** Opening Material provided block **

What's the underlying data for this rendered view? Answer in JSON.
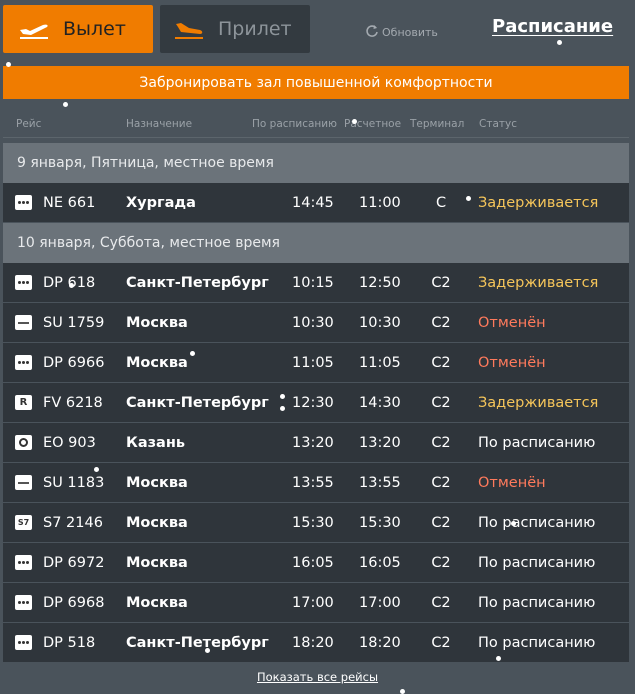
{
  "tabs": {
    "departure": {
      "label": "Вылет",
      "icon": "plane-takeoff-icon"
    },
    "arrival": {
      "label": "Прилет",
      "icon": "plane-landing-icon"
    }
  },
  "refresh_label": "Обновить",
  "schedule_label": "Расписание",
  "banner_text": "Забронировать зал повышенной комфортности",
  "columns": [
    "Рейс",
    "Назначение",
    "По расписанию",
    "Расчетное",
    "Терминал",
    "Статус"
  ],
  "groups": [
    {
      "date_label": "9 января, Пятница, местное время",
      "flights": [
        {
          "logo": "dots-logo",
          "flight": "NE 661",
          "destination": "Хургада",
          "scheduled": "14:45",
          "estimated": "11:00",
          "terminal": "C",
          "status": "Задерживается",
          "status_type": "delay"
        }
      ]
    },
    {
      "date_label": "10 января, Суббота, местное время",
      "flights": [
        {
          "logo": "dots-logo",
          "flight": "DP 618",
          "destination": "Санкт-Петербург",
          "scheduled": "10:15",
          "estimated": "12:50",
          "terminal": "C2",
          "status": "Задерживается",
          "status_type": "delay"
        },
        {
          "logo": "line-logo",
          "flight": "SU 1759",
          "destination": "Москва",
          "scheduled": "10:30",
          "estimated": "10:30",
          "terminal": "C2",
          "status": "Отменён",
          "status_type": "cancel"
        },
        {
          "logo": "dots-logo",
          "flight": "DP 6966",
          "destination": "Москва",
          "scheduled": "11:05",
          "estimated": "11:05",
          "terminal": "C2",
          "status": "Отменён",
          "status_type": "cancel"
        },
        {
          "logo": "r-logo",
          "flight": "FV 6218",
          "destination": "Санкт-Петербург",
          "scheduled": "12:30",
          "estimated": "14:30",
          "terminal": "C2",
          "status": "Задерживается",
          "status_type": "delay"
        },
        {
          "logo": "g-logo",
          "flight": "EO 903",
          "destination": "Казань",
          "scheduled": "13:20",
          "estimated": "13:20",
          "terminal": "C2",
          "status": "По расписанию",
          "status_type": "ok"
        },
        {
          "logo": "line-logo",
          "flight": "SU 1183",
          "destination": "Москва",
          "scheduled": "13:55",
          "estimated": "13:55",
          "terminal": "C2",
          "status": "Отменён",
          "status_type": "cancel"
        },
        {
          "logo": "s7-logo",
          "flight": "S7 2146",
          "destination": "Москва",
          "scheduled": "15:30",
          "estimated": "15:30",
          "terminal": "C2",
          "status": "По расписанию",
          "status_type": "ok"
        },
        {
          "logo": "dots-logo",
          "flight": "DP 6972",
          "destination": "Москва",
          "scheduled": "16:05",
          "estimated": "16:05",
          "terminal": "C2",
          "status": "По расписанию",
          "status_type": "ok"
        },
        {
          "logo": "dots-logo",
          "flight": "DP 6968",
          "destination": "Москва",
          "scheduled": "17:00",
          "estimated": "17:00",
          "terminal": "C2",
          "status": "По расписанию",
          "status_type": "ok"
        },
        {
          "logo": "dots-logo",
          "flight": "DP 518",
          "destination": "Санкт-Петербург",
          "scheduled": "18:20",
          "estimated": "18:20",
          "terminal": "C2",
          "status": "По расписанию",
          "status_type": "ok"
        }
      ]
    }
  ],
  "show_all_label": "Показать все рейсы"
}
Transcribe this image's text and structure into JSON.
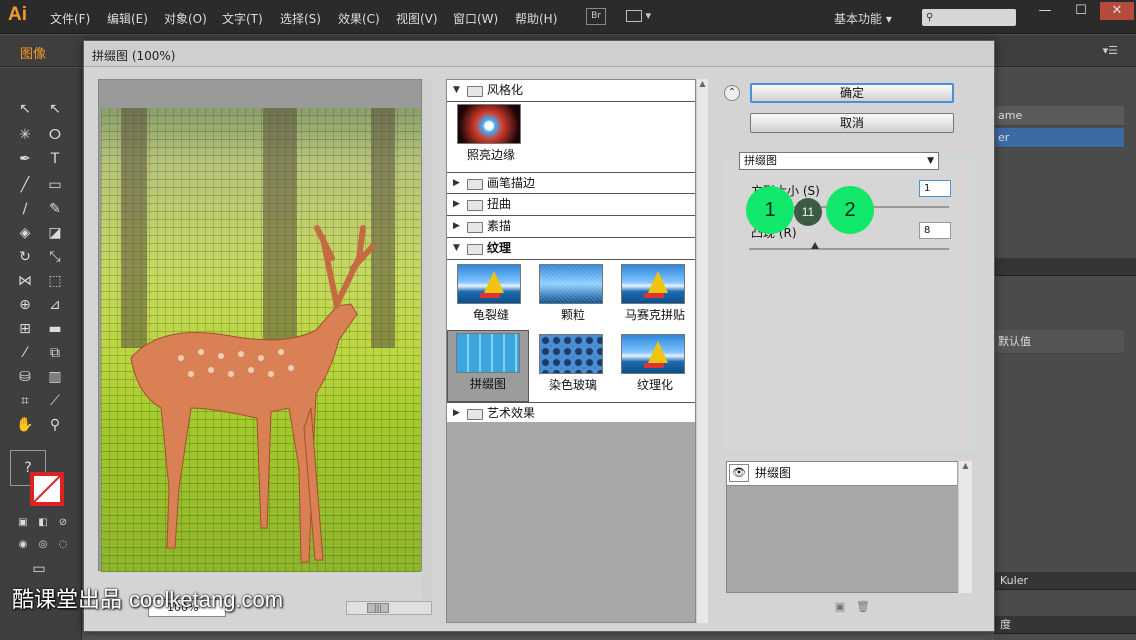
{
  "app": {
    "logo": "Ai",
    "menus": [
      "文件(F)",
      "编辑(E)",
      "对象(O)",
      "文字(T)",
      "选择(S)",
      "效果(C)",
      "视图(V)",
      "窗口(W)",
      "帮助(H)"
    ],
    "bridge_label": "Br",
    "workspace": "基本功能",
    "workspace_arrow": "▾",
    "search_placeholder": "",
    "window_controls": [
      "—",
      "☐",
      "✕"
    ],
    "doc_tab": "图像"
  },
  "tools": {
    "fill_label": "?"
  },
  "right_panel": {
    "rows": [
      "ame",
      "er"
    ],
    "default_label": "默认值",
    "kuler_label": "Kuler",
    "bottom_label": "度"
  },
  "dialog": {
    "title": "拼缀图 (100%)",
    "zoom": "100%",
    "ok": "确定",
    "cancel": "取消",
    "collapse_icon": "⌃",
    "filter_select": "拼缀图",
    "params": [
      {
        "label": "方形大小 (S)",
        "value": "1"
      },
      {
        "label": "凸现 (R)",
        "value": "8"
      }
    ],
    "tree": {
      "categories": [
        {
          "name": "风格化",
          "expanded": true,
          "items": [
            "照亮边缘"
          ]
        },
        {
          "name": "画笔描边",
          "expanded": false
        },
        {
          "name": "扭曲",
          "expanded": false
        },
        {
          "name": "素描",
          "expanded": false
        },
        {
          "name": "纹理",
          "expanded": true,
          "items": [
            "龟裂缝",
            "颗粒",
            "马赛克拼贴",
            "拼缀图",
            "染色玻璃",
            "纹理化"
          ]
        },
        {
          "name": "艺术效果",
          "expanded": false
        }
      ],
      "selected": "拼缀图"
    },
    "layer": "拼缀图"
  },
  "annotations": {
    "bubble_1": "1",
    "bubble_mid": "11",
    "bubble_2": "2"
  },
  "watermark": {
    "brand": "酷课堂出品",
    "domain": "coolketang.com"
  },
  "colors": {
    "accent_orange": "#f39a2b",
    "bubble_green": "#12e86b",
    "selection_blue": "#3c6aa5"
  }
}
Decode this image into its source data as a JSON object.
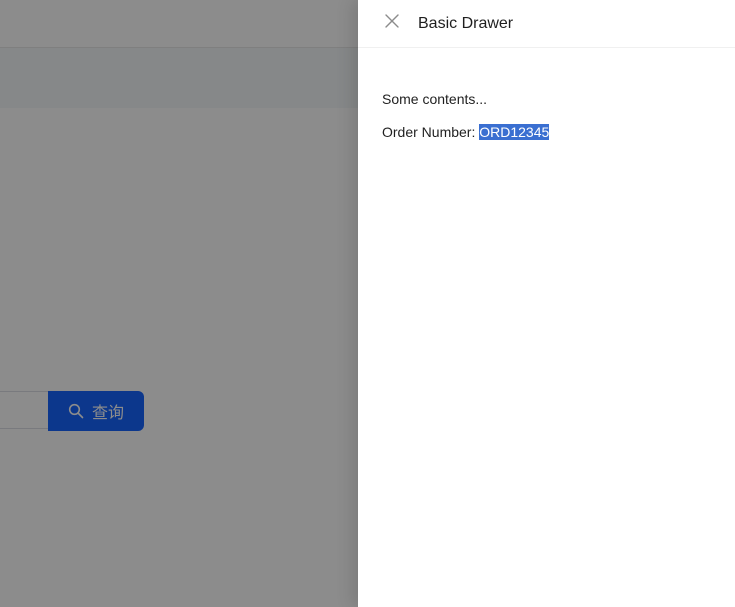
{
  "background_app": {
    "search_button": {
      "label": "查询",
      "icon": "search-icon",
      "color": "#1664ff"
    }
  },
  "drawer": {
    "title": "Basic Drawer",
    "close_icon": "close-icon",
    "content": {
      "line1": "Some contents...",
      "order_label": "Order Number: ",
      "order_number": "ORD12345"
    }
  },
  "colors": {
    "mask": "rgba(0,0,0,0.45)",
    "selection": "#3a6fd1"
  }
}
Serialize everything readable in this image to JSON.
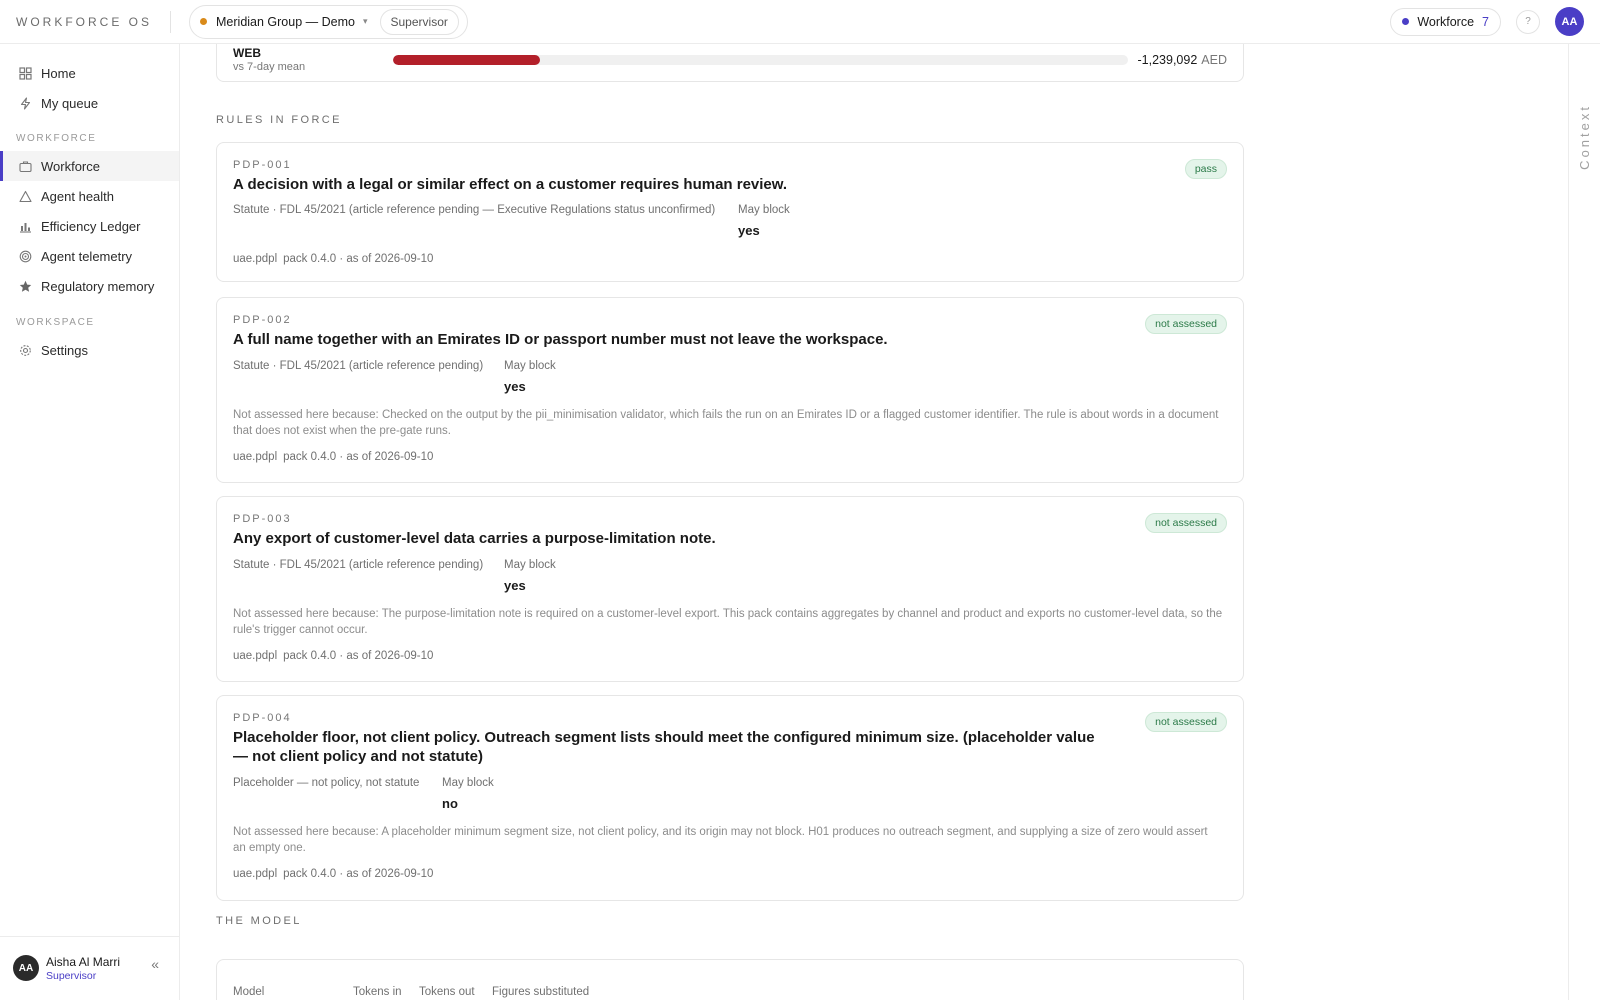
{
  "topbar": {
    "brand": "WORKFORCE OS",
    "org": "Meridian Group — Demo",
    "caret": "▾",
    "role": "Supervisor",
    "workforce_label": "Workforce",
    "workforce_count": "7",
    "help_icon": "?",
    "avatar_initials": "AA"
  },
  "sidebar": {
    "items_top": [
      {
        "label": "Home",
        "icon": "grid-icon"
      },
      {
        "label": "My queue",
        "icon": "lightning-icon"
      }
    ],
    "section_workforce": "WORKFORCE",
    "items_workforce": [
      {
        "label": "Workforce",
        "icon": "briefcase-icon",
        "active": true
      },
      {
        "label": "Agent health",
        "icon": "warning-triangle-icon"
      },
      {
        "label": "Efficiency Ledger",
        "icon": "bar-chart-icon"
      },
      {
        "label": "Agent telemetry",
        "icon": "target-icon"
      },
      {
        "label": "Regulatory memory",
        "icon": "star-icon"
      }
    ],
    "section_workspace": "WORKSPACE",
    "items_workspace": [
      {
        "label": "Settings",
        "icon": "gear-icon"
      }
    ],
    "user": {
      "initials": "AA",
      "name": "Aisha Al Marri",
      "role": "Supervisor",
      "collapse": "«"
    }
  },
  "rail": {
    "label": "Context"
  },
  "web_row": {
    "label": "WEB",
    "sublabel": "vs 7-day mean",
    "bar_fraction": 0.2,
    "bar_color": "#b3202a",
    "value": "-1,239,092",
    "unit": "AED"
  },
  "rules_section": {
    "title": "RULES IN FORCE"
  },
  "rules": [
    {
      "id": "PDP-001",
      "title": "A decision with a legal or similar effect on a customer requires human review.",
      "status": "pass",
      "source": "Statute · FDL 45/2021 (article reference pending — Executive Regulations status unconfirmed)",
      "may_block_label": "May block",
      "may_block": "yes",
      "note": "",
      "pack_id": "uae.pdpl",
      "pack_version": "pack 0.4.0 · as of 2026-09-10"
    },
    {
      "id": "PDP-002",
      "title": "A full name together with an Emirates ID or passport number must not leave the workspace.",
      "status": "not assessed",
      "source": "Statute · FDL 45/2021 (article reference pending)",
      "may_block_label": "May block",
      "may_block": "yes",
      "note": "Not assessed here because: Checked on the output by the pii_minimisation validator, which fails the run on an Emirates ID or a flagged customer identifier. The rule is about words in a document that does not exist when the pre-gate runs.",
      "pack_id": "uae.pdpl",
      "pack_version": "pack 0.4.0 · as of 2026-09-10"
    },
    {
      "id": "PDP-003",
      "title": "Any export of customer-level data carries a purpose-limitation note.",
      "status": "not assessed",
      "source": "Statute · FDL 45/2021 (article reference pending)",
      "may_block_label": "May block",
      "may_block": "yes",
      "note": "Not assessed here because: The purpose-limitation note is required on a customer-level export. This pack contains aggregates by channel and product and exports no customer-level data, so the rule's trigger cannot occur.",
      "pack_id": "uae.pdpl",
      "pack_version": "pack 0.4.0 · as of 2026-09-10"
    },
    {
      "id": "PDP-004",
      "title": "Placeholder floor, not client policy. Outreach segment lists should meet the configured minimum size. (placeholder value — not client policy and not statute)",
      "status": "not assessed",
      "source": "Placeholder — not policy, not statute",
      "may_block_label": "May block",
      "may_block": "no",
      "note": "Not assessed here because: A placeholder minimum segment size, not client policy, and its origin may not block. H01 produces no outreach segment, and supplying a size of zero would assert an empty one.",
      "pack_id": "uae.pdpl",
      "pack_version": "pack 0.4.0 · as of 2026-09-10"
    }
  ],
  "model_section": {
    "title": "THE MODEL",
    "columns": [
      "Model",
      "Tokens in",
      "Tokens out",
      "Figures substituted"
    ]
  }
}
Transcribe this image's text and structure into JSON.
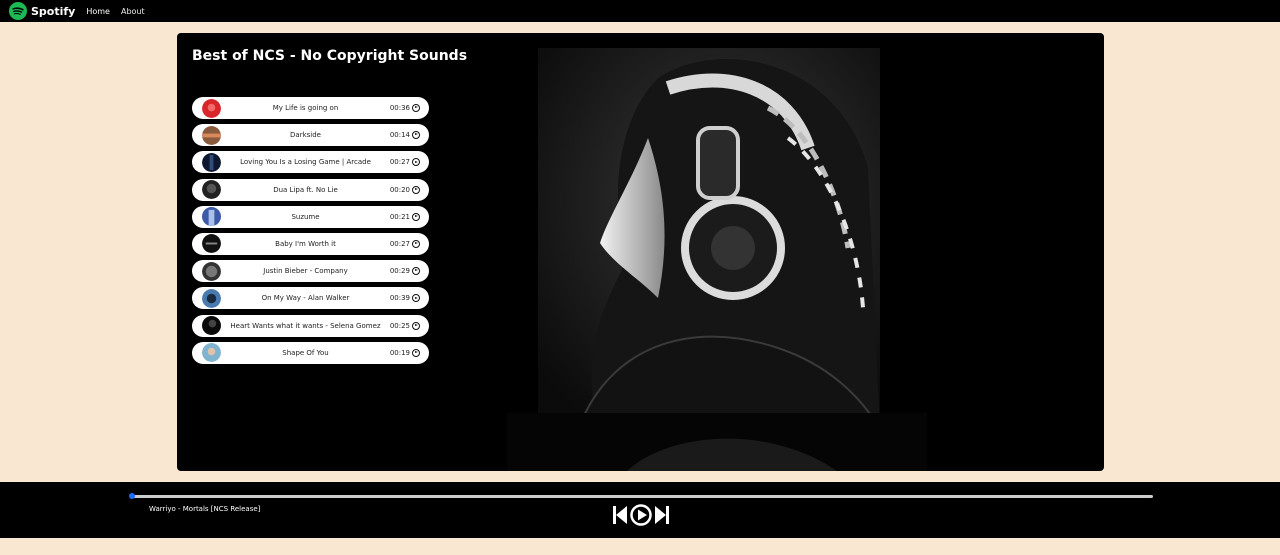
{
  "navbar": {
    "brand": "Spotify",
    "logo_icon": "spotify-logo-icon",
    "links": [
      "Home",
      "About"
    ]
  },
  "colors": {
    "page_bg": "#f9e7d2",
    "brand_green": "#1db954",
    "progress": "#1e6bff"
  },
  "playlist": {
    "title": "Best of NCS - No Copyright Sounds",
    "songs": [
      {
        "name": "My Life is going on",
        "duration": "00:36"
      },
      {
        "name": "Darkside",
        "duration": "00:14"
      },
      {
        "name": "Loving You Is a Losing Game | Arcade",
        "duration": "00:27"
      },
      {
        "name": "Dua Lipa ft. No Lie",
        "duration": "00:20"
      },
      {
        "name": "Suzume",
        "duration": "00:21"
      },
      {
        "name": "Baby I'm Worth it",
        "duration": "00:27"
      },
      {
        "name": "Justin Bieber - Company",
        "duration": "00:29"
      },
      {
        "name": "On My Way - Alan Walker",
        "duration": "00:39"
      },
      {
        "name": "Heart Wants what it wants - Selena Gomez",
        "duration": "00:25"
      },
      {
        "name": "Shape Of You",
        "duration": "00:19"
      }
    ]
  },
  "player": {
    "now_playing": "Warriyo - Mortals [NCS Release]",
    "progress": 0,
    "controls": [
      "previous-icon",
      "play-icon",
      "next-icon"
    ]
  }
}
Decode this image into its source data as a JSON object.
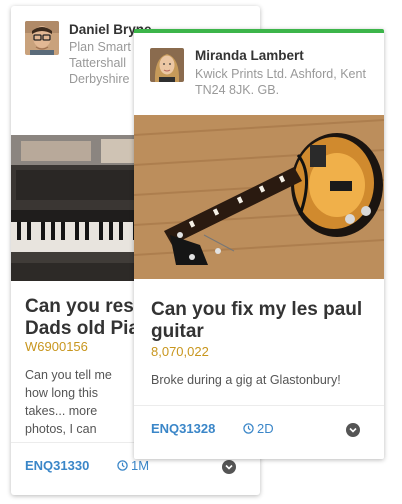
{
  "cards": [
    {
      "user": {
        "name": "Daniel Bryne",
        "address": "Plan Smart Tattershall Derbyshire"
      },
      "title": "Can you restore my Dads old Piano",
      "reference": "W6900156",
      "description": "Can you tell me how long this takes... more photos, I can",
      "enquiry_id": "ENQ31330",
      "duration": "1M"
    },
    {
      "user": {
        "name": "Miranda Lambert",
        "address": "Kwick Prints Ltd. Ashford, Kent TN24 8JK. GB."
      },
      "title": "Can you fix my les paul guitar",
      "reference": "8,070,022",
      "description": "Broke during a gig at Glastonbury!",
      "enquiry_id": "ENQ31328",
      "duration": "2D"
    }
  ],
  "colors": {
    "accent_green": "#3cb54a",
    "link_blue": "#3a86c8",
    "ref_gold": "#c8961e"
  }
}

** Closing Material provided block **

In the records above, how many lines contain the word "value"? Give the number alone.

4